There’s a grand stretch in the evening! Considering dusting off the bike and taking to the road? You may even be contemplating taking on one of the many cycling races or sportives that are on over the summer; notably the Ring of Kerry Charity Cycle. A daunting task? Perhaps not. Shane Fallon from Dublin2Bike discusses how a little prep and know-how can get anyone through their first endurance event. Read his tips for success in our latest blog post…
180km is a long way to go in one day, but with a bit of belief and a good work ethic – it can be done. Even if you’ve never cycled further than down to the shops on your BMX as a kid.
Tip 1: Training
In the three months leading up to the ring of Kerry, you should be getting on the bike roughly three times per week. You need to ensure you are training the specific muscles you will use for cycling. Going to the gym for overall strength and conditioning is important, but time on the bike is vital.
However, make sure you don’t over train. It’s a common mistake that cyclists make. Spending eight hours on a Sunday in the Wicklow Mountains is great (if that’s what you enjoy) but short sharp 10/20/30km cycles two or three times per week are great training too. Another way to get the miles in may be commuting to work. This option is a also a money, time and environment saver!
Try a test run up to 100/120km. This will get the body ready for the distance and is also a good confidence booster. The “map my ride” website has some great routes for these distances.
Tip 2: Food
When it comes to nutrition, everyone will have an opinion. But remember, what works for some will not work for others. Most people opt for energy gels, tubes, sweets and protein bars to aid their training. Personally, I don’t like energy gels as they’re too sickly for me and hard on my stomach. So alternatively, I opt for Jelly Belly sport jelly beans. I also go old school and eat bananas and snickers while on the bike, but that’s just me. Fulfil bars are also good mini meals on the bike. All these options can easily be kept in the back pockets of your jersey/saddle back or in your top tube bag.
When stopping for lunch, fuel up but try not to over eat. Hydration is so important and it is what I am most conscious of when it comes to nutrition. I use two water bottles when I’m out on the bike. I also like to use High 5 Zeros (sport electrolytes) which balance the salt and sugars in the blood. You can put them in the water bottle and you get a light Mi Wadi type of taste with one and a more prominent taste with two.
Tip 3: Supplies
I constantly battle with this.

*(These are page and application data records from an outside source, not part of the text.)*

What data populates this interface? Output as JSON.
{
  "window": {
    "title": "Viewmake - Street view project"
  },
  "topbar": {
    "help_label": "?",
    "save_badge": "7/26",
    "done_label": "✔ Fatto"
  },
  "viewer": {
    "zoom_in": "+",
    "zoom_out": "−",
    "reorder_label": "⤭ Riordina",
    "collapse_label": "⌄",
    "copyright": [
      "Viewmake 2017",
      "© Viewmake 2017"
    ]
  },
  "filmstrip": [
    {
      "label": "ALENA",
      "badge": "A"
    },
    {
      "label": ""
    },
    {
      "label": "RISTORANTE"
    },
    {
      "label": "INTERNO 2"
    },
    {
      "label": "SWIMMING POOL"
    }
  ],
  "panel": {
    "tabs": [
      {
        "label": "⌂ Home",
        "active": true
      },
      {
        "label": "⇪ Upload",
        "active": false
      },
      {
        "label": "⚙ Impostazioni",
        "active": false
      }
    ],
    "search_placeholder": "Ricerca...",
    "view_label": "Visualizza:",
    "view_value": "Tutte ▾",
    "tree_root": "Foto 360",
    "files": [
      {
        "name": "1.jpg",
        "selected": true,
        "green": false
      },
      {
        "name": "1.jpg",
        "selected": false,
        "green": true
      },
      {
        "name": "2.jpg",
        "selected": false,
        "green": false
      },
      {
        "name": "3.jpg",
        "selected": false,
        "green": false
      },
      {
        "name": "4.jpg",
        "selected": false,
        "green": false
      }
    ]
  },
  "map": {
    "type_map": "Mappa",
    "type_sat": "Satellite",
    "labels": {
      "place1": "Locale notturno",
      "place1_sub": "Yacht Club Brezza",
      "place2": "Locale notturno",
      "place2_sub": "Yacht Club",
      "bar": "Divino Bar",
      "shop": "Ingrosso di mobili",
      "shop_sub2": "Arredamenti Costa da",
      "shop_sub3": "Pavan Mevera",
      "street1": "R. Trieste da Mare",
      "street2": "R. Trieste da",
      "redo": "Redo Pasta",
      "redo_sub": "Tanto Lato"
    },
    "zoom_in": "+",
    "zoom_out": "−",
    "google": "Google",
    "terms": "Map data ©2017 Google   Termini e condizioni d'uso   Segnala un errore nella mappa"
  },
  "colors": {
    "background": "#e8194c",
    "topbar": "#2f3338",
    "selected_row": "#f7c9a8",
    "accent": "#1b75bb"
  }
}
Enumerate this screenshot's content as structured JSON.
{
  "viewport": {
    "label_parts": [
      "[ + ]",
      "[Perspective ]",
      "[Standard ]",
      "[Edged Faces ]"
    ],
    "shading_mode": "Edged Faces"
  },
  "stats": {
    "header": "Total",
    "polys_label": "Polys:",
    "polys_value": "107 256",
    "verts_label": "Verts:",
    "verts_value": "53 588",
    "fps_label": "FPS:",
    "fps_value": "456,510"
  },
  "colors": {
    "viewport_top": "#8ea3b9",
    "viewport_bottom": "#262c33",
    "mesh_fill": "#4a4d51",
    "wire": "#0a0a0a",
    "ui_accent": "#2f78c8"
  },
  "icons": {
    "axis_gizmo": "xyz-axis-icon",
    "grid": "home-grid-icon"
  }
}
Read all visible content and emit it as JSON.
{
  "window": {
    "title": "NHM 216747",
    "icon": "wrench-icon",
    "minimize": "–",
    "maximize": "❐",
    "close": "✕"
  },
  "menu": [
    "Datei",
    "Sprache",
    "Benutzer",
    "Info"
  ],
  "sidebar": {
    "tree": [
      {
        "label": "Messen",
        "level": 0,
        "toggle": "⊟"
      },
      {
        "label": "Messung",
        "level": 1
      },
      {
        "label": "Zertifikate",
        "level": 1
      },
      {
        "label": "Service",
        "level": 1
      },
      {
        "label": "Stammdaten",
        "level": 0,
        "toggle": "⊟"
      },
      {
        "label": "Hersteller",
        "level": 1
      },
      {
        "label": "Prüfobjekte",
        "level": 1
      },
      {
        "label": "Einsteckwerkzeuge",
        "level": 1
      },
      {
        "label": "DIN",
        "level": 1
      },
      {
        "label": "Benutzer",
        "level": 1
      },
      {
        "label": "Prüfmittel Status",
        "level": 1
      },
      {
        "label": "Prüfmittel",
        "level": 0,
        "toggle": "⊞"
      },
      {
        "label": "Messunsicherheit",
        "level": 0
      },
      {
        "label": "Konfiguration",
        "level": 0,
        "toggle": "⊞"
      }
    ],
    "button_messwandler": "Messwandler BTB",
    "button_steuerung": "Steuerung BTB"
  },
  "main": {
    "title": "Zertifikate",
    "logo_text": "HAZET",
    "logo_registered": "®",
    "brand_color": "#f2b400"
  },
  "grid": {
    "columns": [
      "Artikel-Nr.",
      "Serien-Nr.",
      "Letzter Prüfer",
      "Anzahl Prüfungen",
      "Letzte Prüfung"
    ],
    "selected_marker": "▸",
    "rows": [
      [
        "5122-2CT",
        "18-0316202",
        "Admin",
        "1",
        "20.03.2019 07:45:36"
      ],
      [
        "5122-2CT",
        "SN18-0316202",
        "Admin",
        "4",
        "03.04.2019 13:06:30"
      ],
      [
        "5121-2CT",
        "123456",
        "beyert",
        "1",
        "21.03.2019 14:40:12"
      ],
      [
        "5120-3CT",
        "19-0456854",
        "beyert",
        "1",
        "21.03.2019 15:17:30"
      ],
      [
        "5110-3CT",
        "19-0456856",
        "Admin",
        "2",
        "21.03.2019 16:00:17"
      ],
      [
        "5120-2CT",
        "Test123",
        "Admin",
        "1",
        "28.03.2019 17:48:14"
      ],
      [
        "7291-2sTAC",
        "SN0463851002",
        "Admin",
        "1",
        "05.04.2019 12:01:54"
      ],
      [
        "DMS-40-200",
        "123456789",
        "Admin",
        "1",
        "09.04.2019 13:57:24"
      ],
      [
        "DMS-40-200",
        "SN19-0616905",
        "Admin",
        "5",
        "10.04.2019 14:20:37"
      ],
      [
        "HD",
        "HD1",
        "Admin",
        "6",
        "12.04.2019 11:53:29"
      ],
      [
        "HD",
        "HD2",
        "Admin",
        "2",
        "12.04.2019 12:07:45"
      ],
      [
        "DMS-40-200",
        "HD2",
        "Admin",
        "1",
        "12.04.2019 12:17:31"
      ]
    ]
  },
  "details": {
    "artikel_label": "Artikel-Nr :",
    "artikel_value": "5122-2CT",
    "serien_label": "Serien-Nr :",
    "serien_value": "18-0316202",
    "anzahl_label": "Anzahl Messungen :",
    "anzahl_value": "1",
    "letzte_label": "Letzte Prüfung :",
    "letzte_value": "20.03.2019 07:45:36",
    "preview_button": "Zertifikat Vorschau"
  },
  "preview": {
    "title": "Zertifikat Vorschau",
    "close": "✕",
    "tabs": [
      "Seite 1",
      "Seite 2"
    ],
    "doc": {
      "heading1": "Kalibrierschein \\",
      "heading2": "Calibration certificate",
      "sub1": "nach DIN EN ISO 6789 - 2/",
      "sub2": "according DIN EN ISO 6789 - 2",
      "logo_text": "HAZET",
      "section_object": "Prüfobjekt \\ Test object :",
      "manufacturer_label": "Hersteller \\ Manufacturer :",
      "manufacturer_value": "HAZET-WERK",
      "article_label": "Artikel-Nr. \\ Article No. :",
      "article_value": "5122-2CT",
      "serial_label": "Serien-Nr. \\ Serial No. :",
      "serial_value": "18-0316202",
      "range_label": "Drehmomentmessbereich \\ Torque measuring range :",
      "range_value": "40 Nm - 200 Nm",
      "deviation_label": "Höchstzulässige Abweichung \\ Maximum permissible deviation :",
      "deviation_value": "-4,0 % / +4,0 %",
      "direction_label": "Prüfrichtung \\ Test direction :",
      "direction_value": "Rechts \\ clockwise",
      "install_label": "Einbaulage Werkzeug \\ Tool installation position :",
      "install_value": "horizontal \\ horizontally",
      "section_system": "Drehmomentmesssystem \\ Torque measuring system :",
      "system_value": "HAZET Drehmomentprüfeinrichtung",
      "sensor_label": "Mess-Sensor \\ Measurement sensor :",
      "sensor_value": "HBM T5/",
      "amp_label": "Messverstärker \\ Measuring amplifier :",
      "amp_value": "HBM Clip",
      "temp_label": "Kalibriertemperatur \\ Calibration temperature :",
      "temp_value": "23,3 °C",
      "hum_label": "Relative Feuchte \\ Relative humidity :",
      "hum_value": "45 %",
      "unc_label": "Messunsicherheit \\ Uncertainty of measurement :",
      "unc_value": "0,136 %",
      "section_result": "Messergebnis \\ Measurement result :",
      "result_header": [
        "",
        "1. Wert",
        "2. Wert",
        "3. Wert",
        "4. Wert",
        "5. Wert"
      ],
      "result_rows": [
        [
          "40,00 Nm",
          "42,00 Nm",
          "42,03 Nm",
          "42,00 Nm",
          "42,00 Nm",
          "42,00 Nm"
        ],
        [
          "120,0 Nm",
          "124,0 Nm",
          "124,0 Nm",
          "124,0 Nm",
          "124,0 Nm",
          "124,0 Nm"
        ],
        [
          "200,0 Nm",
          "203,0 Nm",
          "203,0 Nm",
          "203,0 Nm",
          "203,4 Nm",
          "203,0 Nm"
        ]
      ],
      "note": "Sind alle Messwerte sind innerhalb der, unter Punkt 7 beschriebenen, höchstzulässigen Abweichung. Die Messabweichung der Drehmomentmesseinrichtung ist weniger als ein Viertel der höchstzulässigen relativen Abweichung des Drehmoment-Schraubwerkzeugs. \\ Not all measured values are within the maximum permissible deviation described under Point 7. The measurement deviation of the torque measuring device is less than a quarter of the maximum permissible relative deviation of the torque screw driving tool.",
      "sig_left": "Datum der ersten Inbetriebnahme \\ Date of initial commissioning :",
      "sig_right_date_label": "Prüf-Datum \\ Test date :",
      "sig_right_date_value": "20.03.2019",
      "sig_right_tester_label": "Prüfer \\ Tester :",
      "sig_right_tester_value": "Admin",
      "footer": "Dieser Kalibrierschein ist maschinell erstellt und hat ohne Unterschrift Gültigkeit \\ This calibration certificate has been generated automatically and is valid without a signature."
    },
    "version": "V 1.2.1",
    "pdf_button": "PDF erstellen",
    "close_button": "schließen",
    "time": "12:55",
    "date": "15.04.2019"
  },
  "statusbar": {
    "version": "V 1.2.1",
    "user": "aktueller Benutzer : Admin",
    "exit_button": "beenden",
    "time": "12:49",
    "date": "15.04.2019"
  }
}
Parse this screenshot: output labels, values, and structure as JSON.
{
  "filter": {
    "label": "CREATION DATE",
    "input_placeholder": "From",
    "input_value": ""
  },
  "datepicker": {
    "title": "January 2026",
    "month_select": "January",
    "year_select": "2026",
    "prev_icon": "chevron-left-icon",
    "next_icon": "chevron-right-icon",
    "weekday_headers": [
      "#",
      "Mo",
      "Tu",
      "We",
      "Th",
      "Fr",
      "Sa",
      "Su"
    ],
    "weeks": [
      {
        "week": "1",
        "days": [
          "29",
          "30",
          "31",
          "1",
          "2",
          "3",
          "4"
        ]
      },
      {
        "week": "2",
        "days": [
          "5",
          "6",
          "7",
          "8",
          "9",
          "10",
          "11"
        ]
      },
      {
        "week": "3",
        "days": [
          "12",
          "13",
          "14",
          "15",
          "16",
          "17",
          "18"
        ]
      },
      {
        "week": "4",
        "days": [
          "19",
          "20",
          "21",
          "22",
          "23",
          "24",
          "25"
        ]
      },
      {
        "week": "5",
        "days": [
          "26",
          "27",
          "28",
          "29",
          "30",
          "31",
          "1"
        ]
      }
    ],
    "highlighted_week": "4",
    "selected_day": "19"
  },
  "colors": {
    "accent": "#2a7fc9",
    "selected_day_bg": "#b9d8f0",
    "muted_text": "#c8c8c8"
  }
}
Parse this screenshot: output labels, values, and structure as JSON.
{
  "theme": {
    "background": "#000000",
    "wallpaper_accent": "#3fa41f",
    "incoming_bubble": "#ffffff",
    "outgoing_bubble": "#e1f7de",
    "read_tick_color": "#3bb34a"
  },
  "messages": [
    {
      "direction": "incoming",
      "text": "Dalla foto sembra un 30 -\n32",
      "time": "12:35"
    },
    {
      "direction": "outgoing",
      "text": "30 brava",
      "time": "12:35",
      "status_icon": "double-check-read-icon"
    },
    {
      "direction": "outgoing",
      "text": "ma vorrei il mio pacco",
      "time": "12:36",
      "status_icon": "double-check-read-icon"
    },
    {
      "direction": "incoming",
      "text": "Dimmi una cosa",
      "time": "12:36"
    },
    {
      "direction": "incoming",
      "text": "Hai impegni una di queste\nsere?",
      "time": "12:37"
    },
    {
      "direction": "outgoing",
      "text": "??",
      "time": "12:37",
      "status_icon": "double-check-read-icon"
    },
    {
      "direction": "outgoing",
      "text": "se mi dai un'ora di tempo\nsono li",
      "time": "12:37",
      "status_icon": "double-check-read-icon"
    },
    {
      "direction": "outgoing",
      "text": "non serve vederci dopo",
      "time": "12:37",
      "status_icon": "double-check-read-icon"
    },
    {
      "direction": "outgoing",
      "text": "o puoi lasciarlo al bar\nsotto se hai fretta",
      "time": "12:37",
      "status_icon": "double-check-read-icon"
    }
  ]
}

I like to be a cub scout and bring as much as possible for every eventuality but this is often impractical. I have to fight with myself to strip it down. In the end, I opt for two water bottles, two spare tubes, tyre levers, mini pump, multi tool, phone, debit card/cash and my car keys.
Tip 4: Clothing
When it comes to cycle clothing, you get what you pay for. There is many different variations and it is always weather dependent.
Cycling shorts with good chamois are a must. In addition to this, I would recommend a long/short sleeve base layer (most sport brands have their own version), a cycling jersey, gloves and sunglasses if comfortable.
I personally go with long sleeve base layer, polyester cycling jersey with back pockets, a high vis jacket and a shower proof stuff jacket that folds and stores in the back pocket of your jersey.
If it’s looking bleak weather wise, I’ll change into my high vis waterproof rain jacket and keep it on for the day and I’ll wear cycling mitts with gel padding.
I use cycling glasses with a sepia lens which makes everything appear amber. This enhances my vision and it does not impede my skill level. A race bib strap is also handy to have to keep your number attached to you.
Finally, always wear a helmet – it is a safety requirement.
The great thing about cycling sportives and specially the Ring of Kerry Charity Cycle is the social aspect. I can almost guarantee the first 100km of the cycle will pass quickly as a result of the company you will have along the way.
While it is mainly viewed as a physical challenge, is a mental challenge too – mind over matter. If you don’t mind it won’t matter.
There is always a great sense of camaraderie on the Ring of Kerry cycle and a helpful can-do attitude from everyone.
Good luck with the preparation!
Blog written by Shane Fallon, Manager of Dublin2Bike.